Shingle Springs in El Dorado County, California — The American West (Pacific Coastal)
Camp Site of Boston-Newton Party
Erected 1950 by California Centennials Commission (Plaque). Based furnished by Descendants of Boston-Newton Party - June 4, 1950. (Marker Number 456.)
Topics and series. This historical marker is listed in these topic lists: Industry & Commerce • Landmarks • Natural Resources • Notable Events • Settlements & Settlers. In addition, it is included in the California Historical Landmarks series list. A significant historical date for this entry is April 16, 1821.
Location. 38° 39.919′ N, 120° 55.611′ W. Marker is in Shingle Springs, California, in El Dorado County. Touch for map. Marker is at or near this postal address: 4270 Mother Lode Drive, Shingle Springs CA 95682, United States of America. Touch for directions.
Other nearby markers. At least 8 other markers are within 6 miles of this marker, measured Du Roc House (approx. 2.1 miles away); The Coloma Road (approx. 3½ miles away); Old Coloma Road (approx. 3½ miles away); James Skinner Winery & Distillery (approx. 4.4 miles away); El Dorado (Mud Springs) (approx. 4.4 miles away); El Dorado (approx. 4.4 miles away); Hiram No.43 Masonic Building (approx. 4.4 miles away); Pleasant Grove House (approx. 5½ miles away).
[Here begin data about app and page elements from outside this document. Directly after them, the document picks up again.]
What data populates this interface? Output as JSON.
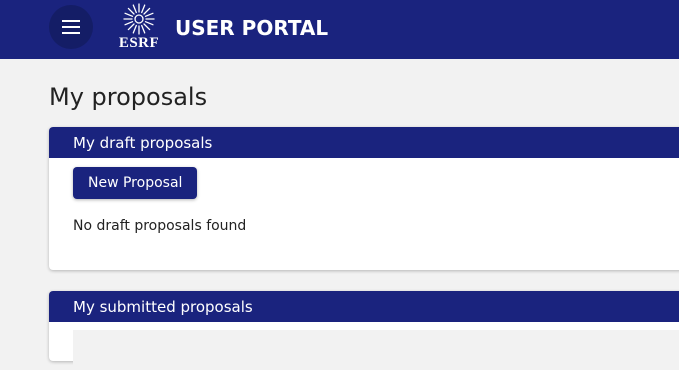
{
  "header": {
    "title": "USER PORTAL",
    "logo_text": "ESRF",
    "menu_icon": "hamburger-menu-icon",
    "background_color": "#1a237e"
  },
  "page": {
    "title": "My proposals"
  },
  "draft": {
    "title": "My draft proposals",
    "new_button_label": "New Proposal",
    "empty_message": "No draft proposals found"
  },
  "submitted": {
    "title": "My submitted proposals"
  }
}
Regarding Camp Site of Boston-Newton Party. This site is a California Registered Historical Landmark (No.456)
Also see . . . George Winslow Monument in Fairbury, Nebraska. Information on a member of the Boston-Newton Party that died while on the trek to California (Submitted on September 18, 2008, by Syd Whittle of Mesa, Arizona.)
1. The Boston - Newton Party
During the rush to California’s Mother Lode during the late 1840's and 1850's many stock companies were created in the East. These companies were made up of people who would pool their assets and make the trek to California as a group, with the plans of striking it rich. Many of these companies broke up prior to arriving in California due to disputes among the members, death during the trip, or giving up during the difficult trip, and returning to their homes. One of the companies
One member of this group was Dr. Dean Jewett Locke, who with his brother, settled in the San Joaquin Valley and founded the town of Lockeford. See Pioneer Hill marker
From the Burlington, Ma. Historical Commission: The Clapp family moved to California during the mid-1870s. The Clapp family settled in the Central Valley town of Manteca in San Joaquin County, south of Sacramento, Ca. The two youngest daughters, Lucinda and Mary Eleanor, married into New England families transplanted to California. Lucinda married Nathaniel Howard Locke (b. 1859), who was born in the nearby town of Lockeford, California. Nathaniel’s parents, Dr. Dean Jewett Locke (1823-1887) and Delia Marcella Hammond Locke (b. 1836), and his uncle, Elmer H. Locke, came west in 1849, taking the overland route across the Plains. Dr. Locke served as the physician for the Boston and Newton Joint Stock Company, taking six months to complete the overland journey from Boston to Sacramento. Arriving in Sacramento on September 16, 1849, the Lockes built and maintained a ford across the Mokelumne River. The family acquired a ranch and built a cabin in 1851—this was the first cabin in Lockeford, California, located on what is now Pioneer Hill. Disturbed by grizzly bears, they spent their first nights in oak trees. Their son, Nathaniel Howard, was born eight years later in 1859. He married Lucinda Clapp in 1884.
— Submitted September 18, 2008, by Syd Whittle of Mesa, Arizona.
Credits. This page was last revised on June 16, 2016. It was originally submitted on September 18, 2008, by Syd Whittle of Mesa, Arizona. This page has been viewed 2,204 times since then and 86 times this year. Photos: 1, 2. submitted on September 18, 2008, by Syd Whittle of Mesa, Arizona.